The uranium sector’s current pricing doldrums are destined to mother a bull market in the near to short term, according to the boss of one of the world’s largest undeveloped uranium projects. Addressing the second day of the Paydirt 2017 Africa Downunder conference in Perth last week, Bannerman Resources’ Managing Director and Chief Executive Officer, Brandon Munro, said the current decade-low prices were unsustainable.
“The uranium spot price is languishing at a decade low price of $20/lb,” Munro said.
“While all commodity markets are cyclical – and it is said that the best remedy for low prices is low prices – uranium has unique dynamics that point to an abrupt return to higher prices when its time comes,” he said.
“Due to the long term nature of nuclear power plants and the accompanying buying timeframes, uranium cycles are longer than most other commodities. We have been in a long term bear market since the collapse of the Soviet Union.
“The recovery in the sector – bolstered by nuclear power’s clean, base load attributes – has been coming since 2006, although the global financial crisis and then the Fukushima accident stalled the recovery.
“Because of the magnitude and depth of this bear market gestation period, we expect the next bull to be born large and to grow quickly.

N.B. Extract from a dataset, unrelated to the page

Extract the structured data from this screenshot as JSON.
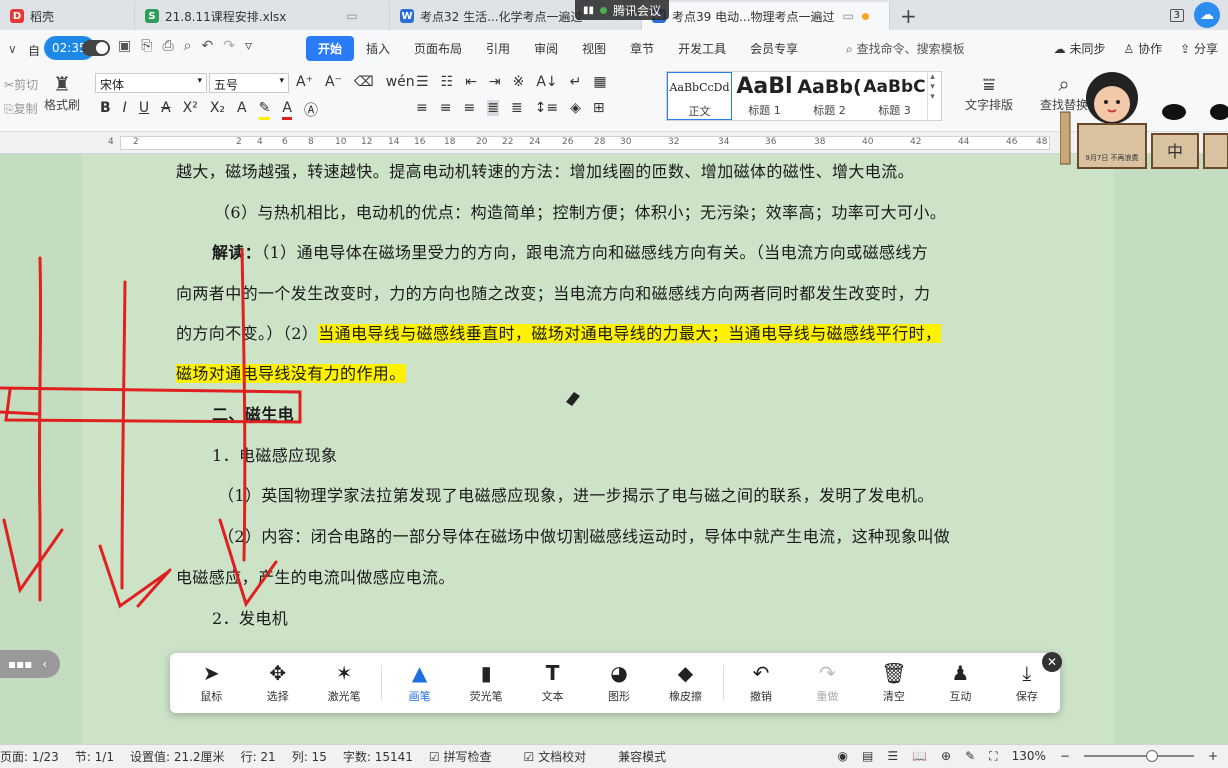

So now is a compelling time in the cycle for high growth investment.”
ASX-listed Bannerman Resources owns the Etango uranium project in Namibia – one of the world’s largest undeveloped uranium projects. Namibia is one of the world’s top five uranium producing nations with substantial mining infrastructure.
Etango is one of the few uranium projects in the world with a completed DFS and environmental permitting and will be a top 10 producer once developed.
Based on the DFS, production is expected to be 7-9 Mlb/y U3O8 for the first five years and 6-8 Mlb/y U3O8 thereafter. It will have a minimum mine life of 16 years with significant expansion potential through the conversion of existing Inferred Resource as well as the deposit being open at depth and along strike.
Etango is considered by Bannerman to be a low technical and environmental risk project, with conventional open pit mining and sulphuric acid heap leaching at 20 Mt/y.
“The Etango project has all its environmental and social licences in place,” Munro said. “It also has all the necessary infrastructure on its doorstep making if effectively shovel ready when the sector turns around.
“During the last structurally driven bull market in the 1970s the real uranium spot price spent four years above $140/lb – and with the extent of supply constraints, I don’t see that being a totally unrealistic aspiration for the sector.”